Work request
The answer must consist of each line below that holds the word "content", copied as it stands.
------ Provided information ------
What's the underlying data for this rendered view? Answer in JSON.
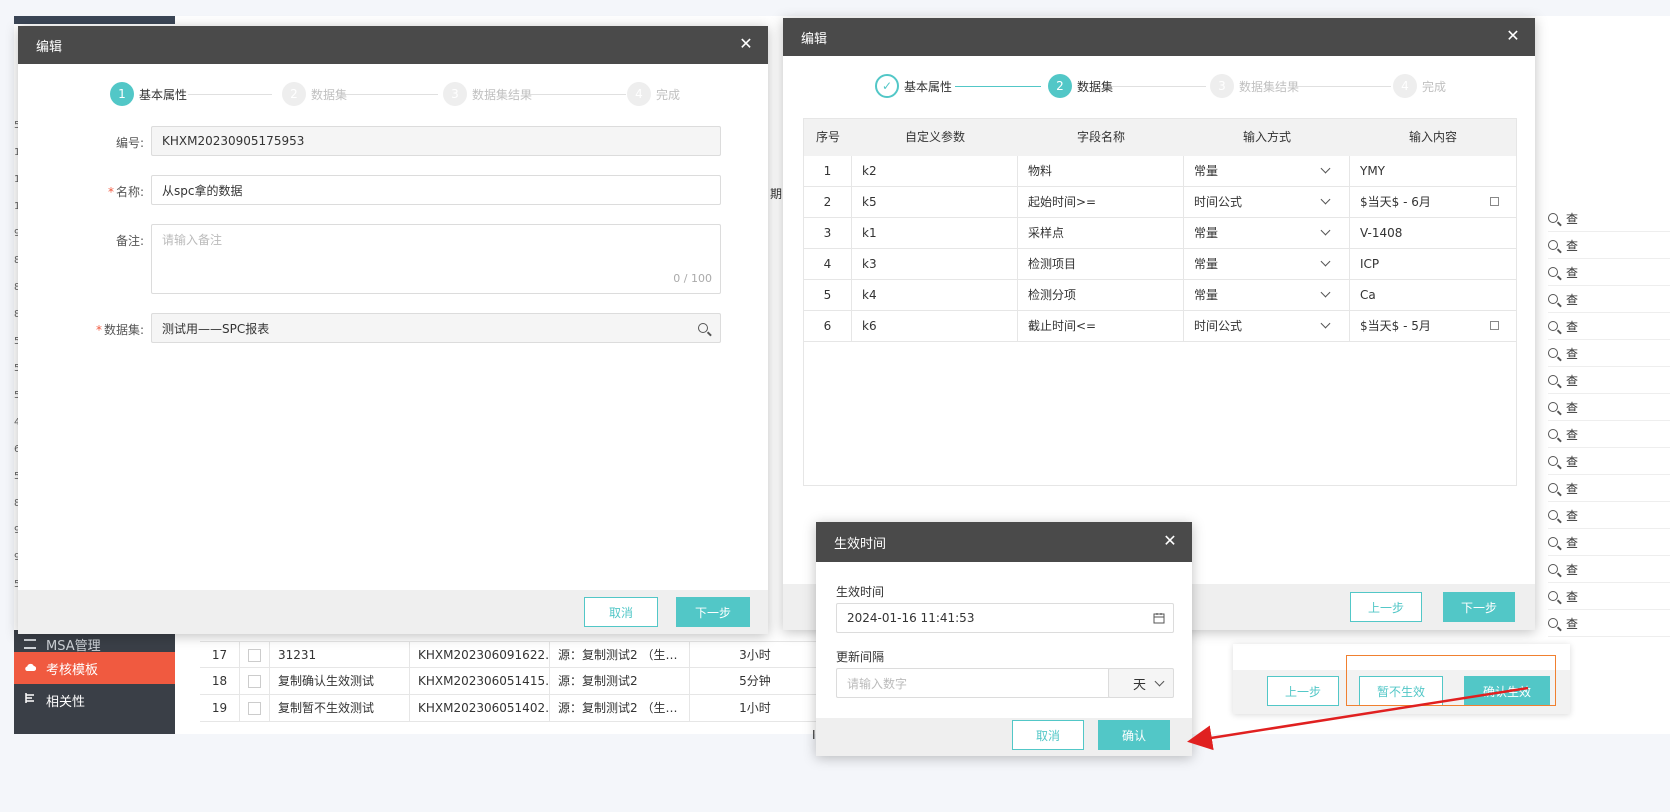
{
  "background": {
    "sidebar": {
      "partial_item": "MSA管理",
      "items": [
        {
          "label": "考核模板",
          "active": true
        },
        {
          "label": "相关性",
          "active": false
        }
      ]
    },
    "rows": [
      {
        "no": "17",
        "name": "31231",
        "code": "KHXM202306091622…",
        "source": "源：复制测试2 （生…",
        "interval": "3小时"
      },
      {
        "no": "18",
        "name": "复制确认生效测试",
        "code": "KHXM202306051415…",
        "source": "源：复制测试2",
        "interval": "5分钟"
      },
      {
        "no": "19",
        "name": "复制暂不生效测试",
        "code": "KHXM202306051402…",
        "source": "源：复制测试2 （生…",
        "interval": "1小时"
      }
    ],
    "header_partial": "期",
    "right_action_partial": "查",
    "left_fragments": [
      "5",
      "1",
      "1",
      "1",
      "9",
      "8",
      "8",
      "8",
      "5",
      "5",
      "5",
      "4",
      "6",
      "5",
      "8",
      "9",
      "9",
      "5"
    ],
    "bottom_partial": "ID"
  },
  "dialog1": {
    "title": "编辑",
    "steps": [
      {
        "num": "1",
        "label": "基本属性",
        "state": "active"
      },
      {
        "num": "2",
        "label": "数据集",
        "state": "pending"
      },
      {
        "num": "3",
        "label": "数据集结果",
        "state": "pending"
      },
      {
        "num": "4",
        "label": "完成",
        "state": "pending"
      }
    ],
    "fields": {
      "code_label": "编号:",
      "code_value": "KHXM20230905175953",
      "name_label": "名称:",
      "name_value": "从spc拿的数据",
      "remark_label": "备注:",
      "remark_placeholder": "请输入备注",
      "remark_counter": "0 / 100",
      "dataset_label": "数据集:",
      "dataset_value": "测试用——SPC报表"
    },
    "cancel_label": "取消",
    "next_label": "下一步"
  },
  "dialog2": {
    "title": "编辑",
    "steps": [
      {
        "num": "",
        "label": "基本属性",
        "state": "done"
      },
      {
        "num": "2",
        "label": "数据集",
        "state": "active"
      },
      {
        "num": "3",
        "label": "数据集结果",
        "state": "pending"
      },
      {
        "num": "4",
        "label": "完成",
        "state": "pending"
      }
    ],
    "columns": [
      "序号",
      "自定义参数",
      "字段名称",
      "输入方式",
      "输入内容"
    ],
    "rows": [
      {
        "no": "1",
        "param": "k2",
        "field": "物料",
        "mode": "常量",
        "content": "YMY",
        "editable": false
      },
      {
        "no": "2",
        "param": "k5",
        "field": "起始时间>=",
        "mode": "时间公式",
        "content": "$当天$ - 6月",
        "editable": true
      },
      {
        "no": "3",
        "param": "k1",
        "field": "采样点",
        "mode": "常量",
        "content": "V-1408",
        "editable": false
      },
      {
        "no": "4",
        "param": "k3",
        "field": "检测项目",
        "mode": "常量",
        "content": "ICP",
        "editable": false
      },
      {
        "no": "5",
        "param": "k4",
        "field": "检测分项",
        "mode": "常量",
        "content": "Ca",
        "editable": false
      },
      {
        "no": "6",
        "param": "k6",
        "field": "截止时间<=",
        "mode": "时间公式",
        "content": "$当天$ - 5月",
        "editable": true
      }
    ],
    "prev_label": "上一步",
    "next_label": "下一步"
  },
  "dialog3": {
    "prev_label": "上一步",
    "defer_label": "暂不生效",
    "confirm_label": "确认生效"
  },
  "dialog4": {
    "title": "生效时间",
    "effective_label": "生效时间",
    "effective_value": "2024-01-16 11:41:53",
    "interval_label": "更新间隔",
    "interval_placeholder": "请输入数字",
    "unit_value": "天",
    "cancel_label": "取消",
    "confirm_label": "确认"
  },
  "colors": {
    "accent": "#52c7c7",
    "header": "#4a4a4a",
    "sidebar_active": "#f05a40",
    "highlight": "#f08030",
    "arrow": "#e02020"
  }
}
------
Answer to this task
        "content": "YMY",
        "content": "$当天$ - 6月",
        "content": "V-1408",
        "content": "ICP",
        "content": "Ca",
        "content": "$当天$ - 5月",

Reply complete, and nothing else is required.